■ Your goal: Omit the images and retype the records verbatim.

[[ Supplied data open ]]

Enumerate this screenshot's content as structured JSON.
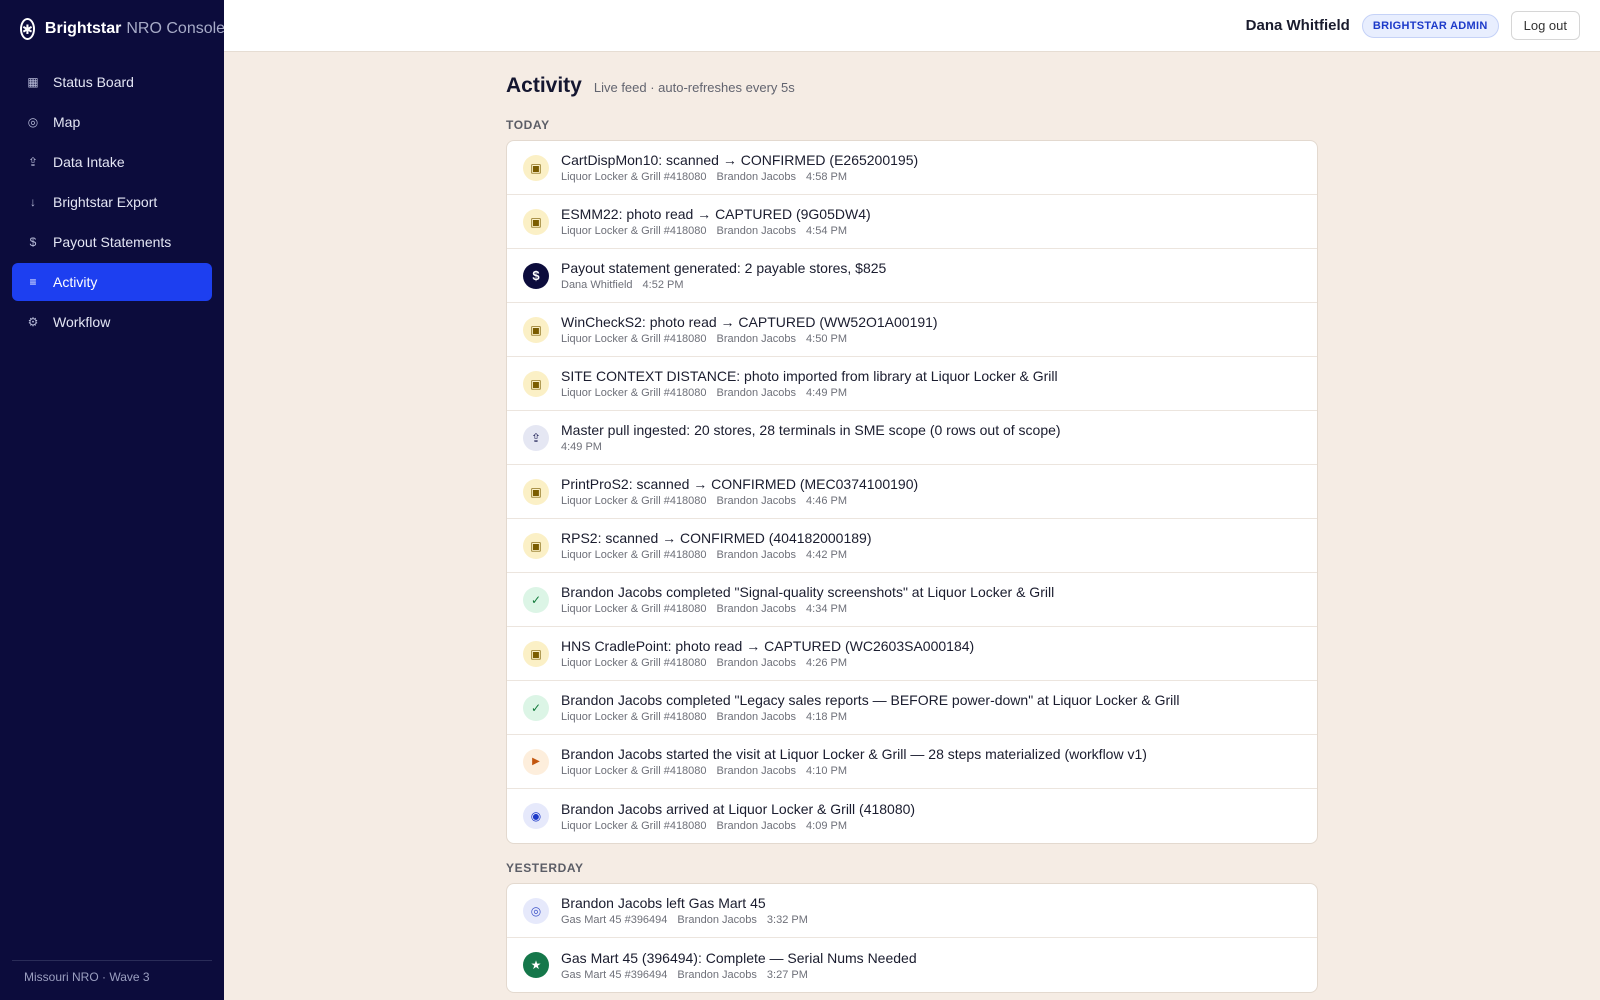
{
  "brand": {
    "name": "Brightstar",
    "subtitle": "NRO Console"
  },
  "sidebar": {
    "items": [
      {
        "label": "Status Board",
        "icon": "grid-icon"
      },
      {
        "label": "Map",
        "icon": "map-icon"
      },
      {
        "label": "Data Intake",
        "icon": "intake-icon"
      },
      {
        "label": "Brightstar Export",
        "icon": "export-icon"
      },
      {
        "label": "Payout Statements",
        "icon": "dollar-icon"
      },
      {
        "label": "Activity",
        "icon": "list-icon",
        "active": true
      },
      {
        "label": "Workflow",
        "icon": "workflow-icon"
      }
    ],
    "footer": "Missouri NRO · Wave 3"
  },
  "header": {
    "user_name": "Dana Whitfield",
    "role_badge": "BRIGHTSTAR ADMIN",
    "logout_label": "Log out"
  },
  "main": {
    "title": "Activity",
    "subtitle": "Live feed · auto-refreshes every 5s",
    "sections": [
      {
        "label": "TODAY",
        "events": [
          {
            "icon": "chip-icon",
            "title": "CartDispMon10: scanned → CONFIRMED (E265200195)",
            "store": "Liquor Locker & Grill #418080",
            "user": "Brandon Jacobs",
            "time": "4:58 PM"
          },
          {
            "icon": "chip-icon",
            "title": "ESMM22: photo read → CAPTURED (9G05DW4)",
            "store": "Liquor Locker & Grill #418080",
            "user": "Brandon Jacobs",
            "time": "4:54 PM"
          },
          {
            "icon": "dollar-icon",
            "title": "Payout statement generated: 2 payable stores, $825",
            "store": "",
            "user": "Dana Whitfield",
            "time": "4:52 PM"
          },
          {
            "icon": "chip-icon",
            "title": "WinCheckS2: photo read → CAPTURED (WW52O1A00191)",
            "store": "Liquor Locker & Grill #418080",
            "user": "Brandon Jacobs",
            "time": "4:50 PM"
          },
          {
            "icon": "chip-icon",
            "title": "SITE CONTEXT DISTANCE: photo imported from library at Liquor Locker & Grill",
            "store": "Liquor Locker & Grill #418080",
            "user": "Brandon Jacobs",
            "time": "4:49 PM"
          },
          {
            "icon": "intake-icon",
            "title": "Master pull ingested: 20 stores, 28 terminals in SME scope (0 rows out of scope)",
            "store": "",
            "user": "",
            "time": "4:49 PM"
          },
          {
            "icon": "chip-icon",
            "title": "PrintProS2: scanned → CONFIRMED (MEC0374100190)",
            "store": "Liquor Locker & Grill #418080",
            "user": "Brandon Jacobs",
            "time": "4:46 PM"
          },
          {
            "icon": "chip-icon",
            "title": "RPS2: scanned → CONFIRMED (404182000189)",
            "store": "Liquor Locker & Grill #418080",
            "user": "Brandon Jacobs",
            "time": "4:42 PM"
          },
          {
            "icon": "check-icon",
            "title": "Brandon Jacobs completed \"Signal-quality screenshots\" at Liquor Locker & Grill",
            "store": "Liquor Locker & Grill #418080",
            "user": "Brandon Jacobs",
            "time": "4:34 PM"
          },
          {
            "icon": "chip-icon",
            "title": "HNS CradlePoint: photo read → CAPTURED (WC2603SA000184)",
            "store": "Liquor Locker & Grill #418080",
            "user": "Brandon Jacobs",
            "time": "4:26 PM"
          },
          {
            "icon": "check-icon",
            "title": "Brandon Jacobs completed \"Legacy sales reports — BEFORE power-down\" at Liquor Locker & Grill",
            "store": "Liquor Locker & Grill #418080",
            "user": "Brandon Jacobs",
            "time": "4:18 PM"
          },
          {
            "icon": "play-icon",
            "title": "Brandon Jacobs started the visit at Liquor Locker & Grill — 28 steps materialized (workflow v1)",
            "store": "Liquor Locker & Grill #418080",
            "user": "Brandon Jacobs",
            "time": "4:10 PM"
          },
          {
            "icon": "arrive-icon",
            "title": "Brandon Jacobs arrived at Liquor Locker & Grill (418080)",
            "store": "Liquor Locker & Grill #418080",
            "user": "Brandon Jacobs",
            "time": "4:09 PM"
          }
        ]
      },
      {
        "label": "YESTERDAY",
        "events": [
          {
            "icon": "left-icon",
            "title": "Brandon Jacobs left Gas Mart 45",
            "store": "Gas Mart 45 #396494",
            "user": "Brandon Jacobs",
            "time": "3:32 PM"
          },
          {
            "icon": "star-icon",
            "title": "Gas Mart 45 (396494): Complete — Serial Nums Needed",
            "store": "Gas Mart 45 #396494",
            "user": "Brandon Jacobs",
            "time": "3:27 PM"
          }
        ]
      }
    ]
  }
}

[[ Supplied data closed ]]

■ Solution for this problem:
Enumerate this screenshot's content as structured JSON.
{
  "brand": {
    "name": "Brightstar",
    "subtitle": "NRO Console"
  },
  "sidebar": {
    "items": [
      {
        "label": "Status Board",
        "icon": "grid-icon"
      },
      {
        "label": "Map",
        "icon": "map-icon"
      },
      {
        "label": "Data Intake",
        "icon": "intake-icon"
      },
      {
        "label": "Brightstar Export",
        "icon": "export-icon"
      },
      {
        "label": "Payout Statements",
        "icon": "dollar-icon"
      },
      {
        "label": "Activity",
        "icon": "list-icon",
        "active": true
      },
      {
        "label": "Workflow",
        "icon": "workflow-icon"
      }
    ],
    "footer": "Missouri NRO · Wave 3"
  },
  "header": {
    "user_name": "Dana Whitfield",
    "role_badge": "BRIGHTSTAR ADMIN",
    "logout_label": "Log out"
  },
  "main": {
    "title": "Activity",
    "subtitle": "Live feed · auto-refreshes every 5s",
    "sections": [
      {
        "label": "TODAY",
        "events": [
          {
            "icon": "chip-icon",
            "title": "CartDispMon10: scanned → CONFIRMED (E265200195)",
            "store": "Liquor Locker & Grill #418080",
            "user": "Brandon Jacobs",
            "time": "4:58 PM"
          },
          {
            "icon": "chip-icon",
            "title": "ESMM22: photo read → CAPTURED (9G05DW4)",
            "store": "Liquor Locker & Grill #418080",
            "user": "Brandon Jacobs",
            "time": "4:54 PM"
          },
          {
            "icon": "dollar-icon",
            "title": "Payout statement generated: 2 payable stores, $825",
            "store": "",
            "user": "Dana Whitfield",
            "time": "4:52 PM"
          },
          {
            "icon": "chip-icon",
            "title": "WinCheckS2: photo read → CAPTURED (WW52O1A00191)",
            "store": "Liquor Locker & Grill #418080",
            "user": "Brandon Jacobs",
            "time": "4:50 PM"
          },
          {
            "icon": "chip-icon",
            "title": "SITE CONTEXT DISTANCE: photo imported from library at Liquor Locker & Grill",
            "store": "Liquor Locker & Grill #418080",
            "user": "Brandon Jacobs",
            "time": "4:49 PM"
          },
          {
            "icon": "intake-icon",
            "title": "Master pull ingested: 20 stores, 28 terminals in SME scope (0 rows out of scope)",
            "store": "",
            "user": "",
            "time": "4:49 PM"
          },
          {
            "icon": "chip-icon",
            "title": "PrintProS2: scanned → CONFIRMED (MEC0374100190)",
            "store": "Liquor Locker & Grill #418080",
            "user": "Brandon Jacobs",
            "time": "4:46 PM"
          },
          {
            "icon": "chip-icon",
            "title": "RPS2: scanned → CONFIRMED (404182000189)",
            "store": "Liquor Locker & Grill #418080",
            "user": "Brandon Jacobs",
            "time": "4:42 PM"
          },
          {
            "icon": "check-icon",
            "title": "Brandon Jacobs completed \"Signal-quality screenshots\" at Liquor Locker & Grill",
            "store": "Liquor Locker & Grill #418080",
            "user": "Brandon Jacobs",
            "time": "4:34 PM"
          },
          {
            "icon": "chip-icon",
            "title": "HNS CradlePoint: photo read → CAPTURED (WC2603SA000184)",
            "store": "Liquor Locker & Grill #418080",
            "user": "Brandon Jacobs",
            "time": "4:26 PM"
          },
          {
            "icon": "check-icon",
            "title": "Brandon Jacobs completed \"Legacy sales reports — BEFORE power-down\" at Liquor Locker & Grill",
            "store": "Liquor Locker & Grill #418080",
            "user": "Brandon Jacobs",
            "time": "4:18 PM"
          },
          {
            "icon": "play-icon",
            "title": "Brandon Jacobs started the visit at Liquor Locker & Grill — 28 steps materialized (workflow v1)",
            "store": "Liquor Locker & Grill #418080",
            "user": "Brandon Jacobs",
            "time": "4:10 PM"
          },
          {
            "icon": "arrive-icon",
            "title": "Brandon Jacobs arrived at Liquor Locker & Grill (418080)",
            "store": "Liquor Locker & Grill #418080",
            "user": "Brandon Jacobs",
            "time": "4:09 PM"
          }
        ]
      },
      {
        "label": "YESTERDAY",
        "events": [
          {
            "icon": "left-icon",
            "title": "Brandon Jacobs left Gas Mart 45",
            "store": "Gas Mart 45 #396494",
            "user": "Brandon Jacobs",
            "time": "3:32 PM"
          },
          {
            "icon": "star-icon",
            "title": "Gas Mart 45 (396494): Complete — Serial Nums Needed",
            "store": "Gas Mart 45 #396494",
            "user": "Brandon Jacobs",
            "time": "3:27 PM"
          }
        ]
      }
    ]
  }
}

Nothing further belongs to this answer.